A plethora of corals in the southern Pacific
In the New Zealand region there are abundant and diverse cold-water corals, found on seamounts, slopes, on ridges and in canyons. They have been reasonably well-studied with records going back as far as the 1830s. At present 1,126 cnidarian species (the group including corals and anemones) have been recorded in New Zealand, of which 330 are still unidentified and/or undescribed. There are also 204 fossil species.
New Zealand boasts both warm-water corals with symbiotic algae (zooxanthellae) and cold-water corals growing in the darker depths. For example, in the north of New Zealand’s Exclusive Economic Zone (EEZ) around Raoul Island warm-water corals reach their southern limit while along the adjacent Kermadec Ridge cold-water corals thrive at greater depths.
Further south in the dark waters of Fiordland, on the southwest coast of the South Island, the black coral Antipathella fiordensis grows at depths of only 15 to 50 m. The stylasterid hydrocoral Errina is also found in the sounds of Fiordland. In waters deeper than 200 m scleractinian stony corals, both solitary cup corals and the matrix-forming stony corals occur. While there are no records of Lophelia in the New Zealand region, another member of the same family (Caryophllyidae), Solenosmilia variabilis, is abundant. Other species include Madrepora oculata, Goniocorella dumosa - the most dominant branching stony coral, Enallopsammia rostrata and E. marenzelleri, and Oculina virgosa which is found nowhere else (endemic). Apart from O. virgosa, all are found throughout the region mainly between water depths of approximately 200–1500 m.
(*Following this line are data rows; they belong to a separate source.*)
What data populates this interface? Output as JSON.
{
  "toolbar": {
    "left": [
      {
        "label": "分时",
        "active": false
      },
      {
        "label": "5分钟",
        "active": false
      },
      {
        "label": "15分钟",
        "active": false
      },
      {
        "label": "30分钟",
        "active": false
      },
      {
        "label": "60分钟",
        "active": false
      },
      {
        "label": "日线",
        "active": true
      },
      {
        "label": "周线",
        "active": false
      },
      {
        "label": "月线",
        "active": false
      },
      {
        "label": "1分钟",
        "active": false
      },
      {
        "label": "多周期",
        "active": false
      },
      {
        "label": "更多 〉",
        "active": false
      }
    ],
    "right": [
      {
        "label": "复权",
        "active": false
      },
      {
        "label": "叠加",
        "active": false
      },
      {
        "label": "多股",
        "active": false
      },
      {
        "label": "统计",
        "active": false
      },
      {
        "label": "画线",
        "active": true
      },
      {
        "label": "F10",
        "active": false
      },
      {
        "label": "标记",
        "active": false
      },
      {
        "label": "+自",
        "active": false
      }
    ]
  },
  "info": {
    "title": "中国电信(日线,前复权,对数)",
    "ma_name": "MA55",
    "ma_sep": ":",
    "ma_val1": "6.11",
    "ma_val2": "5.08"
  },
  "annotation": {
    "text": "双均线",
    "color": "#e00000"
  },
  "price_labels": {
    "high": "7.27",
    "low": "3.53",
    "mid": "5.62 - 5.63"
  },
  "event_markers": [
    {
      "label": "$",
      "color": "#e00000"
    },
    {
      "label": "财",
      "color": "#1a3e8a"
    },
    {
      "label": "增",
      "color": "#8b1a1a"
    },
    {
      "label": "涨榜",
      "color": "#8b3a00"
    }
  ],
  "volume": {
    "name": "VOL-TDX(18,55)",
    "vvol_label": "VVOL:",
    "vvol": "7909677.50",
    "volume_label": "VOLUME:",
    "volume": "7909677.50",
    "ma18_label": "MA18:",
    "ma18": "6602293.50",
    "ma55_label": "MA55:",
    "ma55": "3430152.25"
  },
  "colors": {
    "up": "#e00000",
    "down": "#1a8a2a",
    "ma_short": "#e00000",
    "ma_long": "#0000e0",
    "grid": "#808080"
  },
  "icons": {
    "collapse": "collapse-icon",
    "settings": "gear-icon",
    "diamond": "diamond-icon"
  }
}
Even further south, The New Zealand Ross Sea Protectorate in Antarctic waters supports a diverse coral fauna with recent research surveys and observer bycatch data revealing the presence of cup corals (but no reef-forming species), Errina, and several gorgonian octocorals including Corallidae (precious coral), Isididae (bamboo corals), Primnoidae (sea fans), and Paragorgidae (bubblegum corals).